### PROBLEM STATEMENT
Could you repeat every record below exactly, leaving out the pictures?

### LISTED RECORDS
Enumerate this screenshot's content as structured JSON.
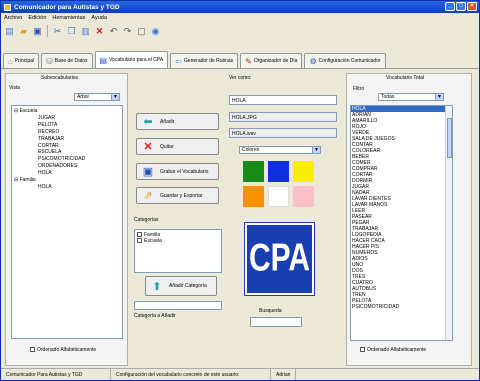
{
  "window": {
    "title": "Comunicador para Autistas y TGD",
    "min": "_",
    "max": "□",
    "close": "×"
  },
  "menu": [
    "Archivo",
    "Edición",
    "Herramientas",
    "Ayuda"
  ],
  "toolbar": {
    "icons": [
      "new-icon",
      "open-icon",
      "save-icon",
      "cut-icon",
      "copy-icon",
      "paste-icon",
      "delete-icon",
      "undo-icon",
      "redo-icon",
      "window-icon",
      "help-icon"
    ]
  },
  "tabs": [
    {
      "label": "Principal",
      "icon": "home-icon"
    },
    {
      "label": "Base de Datos",
      "icon": "database-icon"
    },
    {
      "label": "Vocabulario para el CPA",
      "icon": "vocabulary-icon",
      "active": true
    },
    {
      "label": "Generador de Rutinas",
      "icon": "routine-icon"
    },
    {
      "label": "Organizador de Día",
      "icon": "organizer-icon"
    },
    {
      "label": "Configuración Comunicador",
      "icon": "config-icon"
    }
  ],
  "left": {
    "group_title": "Subvocabularios",
    "view_label": "Vista",
    "view_value": "Árbol",
    "tree": [
      "Escuela",
      "JUGAR",
      "PELOTA",
      "RECREO",
      "TRABAJAR",
      "CORTAR",
      "ESCUELA",
      "PSICOMOTRICIDAD",
      "ORDENADORES",
      "HOLA",
      "Familia",
      "HOLA"
    ],
    "sort_label": "Ordenado Alfabéticamente"
  },
  "actions": {
    "add": "Añadir",
    "remove": "Quitar",
    "save_vocab": "Grabar el Vocabulario",
    "save_export": "Guardar y Exportar"
  },
  "categories": {
    "label": "Categorías",
    "items": [
      "Familia",
      "Escuela"
    ],
    "add_button": "Añadir Categoría",
    "add_label": "Categoría a Añadir"
  },
  "detail": {
    "view_as_label": "Ver como:",
    "word": "HOLA",
    "image_file": "HOLA.JPG",
    "sound_file": "HOLA.wav",
    "color_select": "Colores",
    "colors": [
      "#1a8a1a",
      "#1030e0",
      "#f8f000",
      "#f89000",
      "#ffffff",
      "#f8c0c8"
    ],
    "pictogram_text": "CPA",
    "search_label": "Busqueda"
  },
  "right": {
    "group_title": "Vocabulario Total",
    "filter_label": "Filtro",
    "filter_value": "Todas",
    "items": [
      "HOLA",
      "ADRIAN",
      "AMARILLO",
      "ROJO",
      "VERDE",
      "SALA DE JUEGOS",
      "CONTAR",
      "COLOREAR",
      "BEBER",
      "COMER",
      "COMPRAR",
      "CORTAR",
      "DORMIR",
      "JUGAR",
      "NADAR",
      "LAVAR DIENTES",
      "LAVAR MANOS",
      "LEER",
      "PASEAR",
      "PEGAR",
      "TRABAJAR",
      "LOGOPEDIA",
      "HACER CACA",
      "HACER PIS",
      "NUMEROS",
      "ADIOS",
      "UNO",
      "DOS",
      "TRES",
      "CUATRO",
      "AUTOBUS",
      "TREN",
      "PELOTA",
      "PSICOMOTRICIDAD"
    ],
    "sort_label": "Ordenado Alfabéticamente"
  },
  "status": [
    "Comunicador Para Autistas y TGD",
    "Configuración del vocabulario concreto de este usuario:",
    "Adrian"
  ]
}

### THE ANSWER
Enumerate this screenshot's content as structured JSON.
{
  "window": {
    "title": "Comunicador para Autistas y TGD",
    "min": "_",
    "max": "□",
    "close": "×"
  },
  "menu": [
    "Archivo",
    "Edición",
    "Herramientas",
    "Ayuda"
  ],
  "toolbar": {
    "icons": [
      "new-icon",
      "open-icon",
      "save-icon",
      "cut-icon",
      "copy-icon",
      "paste-icon",
      "delete-icon",
      "undo-icon",
      "redo-icon",
      "window-icon",
      "help-icon"
    ]
  },
  "tabs": [
    {
      "label": "Principal",
      "icon": "home-icon"
    },
    {
      "label": "Base de Datos",
      "icon": "database-icon"
    },
    {
      "label": "Vocabulario para el CPA",
      "icon": "vocabulary-icon",
      "active": true
    },
    {
      "label": "Generador de Rutinas",
      "icon": "routine-icon"
    },
    {
      "label": "Organizador de Día",
      "icon": "organizer-icon"
    },
    {
      "label": "Configuración Comunicador",
      "icon": "config-icon"
    }
  ],
  "left": {
    "group_title": "Subvocabularios",
    "view_label": "Vista",
    "view_value": "Árbol",
    "tree": [
      "Escuela",
      "JUGAR",
      "PELOTA",
      "RECREO",
      "TRABAJAR",
      "CORTAR",
      "ESCUELA",
      "PSICOMOTRICIDAD",
      "ORDENADORES",
      "HOLA",
      "Familia",
      "HOLA"
    ],
    "sort_label": "Ordenado Alfabéticamente"
  },
  "actions": {
    "add": "Añadir",
    "remove": "Quitar",
    "save_vocab": "Grabar el Vocabulario",
    "save_export": "Guardar y Exportar"
  },
  "categories": {
    "label": "Categorías",
    "items": [
      "Familia",
      "Escuela"
    ],
    "add_button": "Añadir Categoría",
    "add_label": "Categoría a Añadir"
  },
  "detail": {
    "view_as_label": "Ver como:",
    "word": "HOLA",
    "image_file": "HOLA.JPG",
    "sound_file": "HOLA.wav",
    "color_select": "Colores",
    "colors": [
      "#1a8a1a",
      "#1030e0",
      "#f8f000",
      "#f89000",
      "#ffffff",
      "#f8c0c8"
    ],
    "pictogram_text": "CPA",
    "search_label": "Busqueda"
  },
  "right": {
    "group_title": "Vocabulario Total",
    "filter_label": "Filtro",
    "filter_value": "Todas",
    "items": [
      "HOLA",
      "ADRIAN",
      "AMARILLO",
      "ROJO",
      "VERDE",
      "SALA DE JUEGOS",
      "CONTAR",
      "COLOREAR",
      "BEBER",
      "COMER",
      "COMPRAR",
      "CORTAR",
      "DORMIR",
      "JUGAR",
      "NADAR",
      "LAVAR DIENTES",
      "LAVAR MANOS",
      "LEER",
      "PASEAR",
      "PEGAR",
      "TRABAJAR",
      "LOGOPEDIA",
      "HACER CACA",
      "HACER PIS",
      "NUMEROS",
      "ADIOS",
      "UNO",
      "DOS",
      "TRES",
      "CUATRO",
      "AUTOBUS",
      "TREN",
      "PELOTA",
      "PSICOMOTRICIDAD"
    ],
    "sort_label": "Ordenado Alfabéticamente"
  },
  "status": [
    "Comunicador Para Autistas y TGD",
    "Configuración del vocabulario concreto de este usuario:",
    "Adrian"
  ]
}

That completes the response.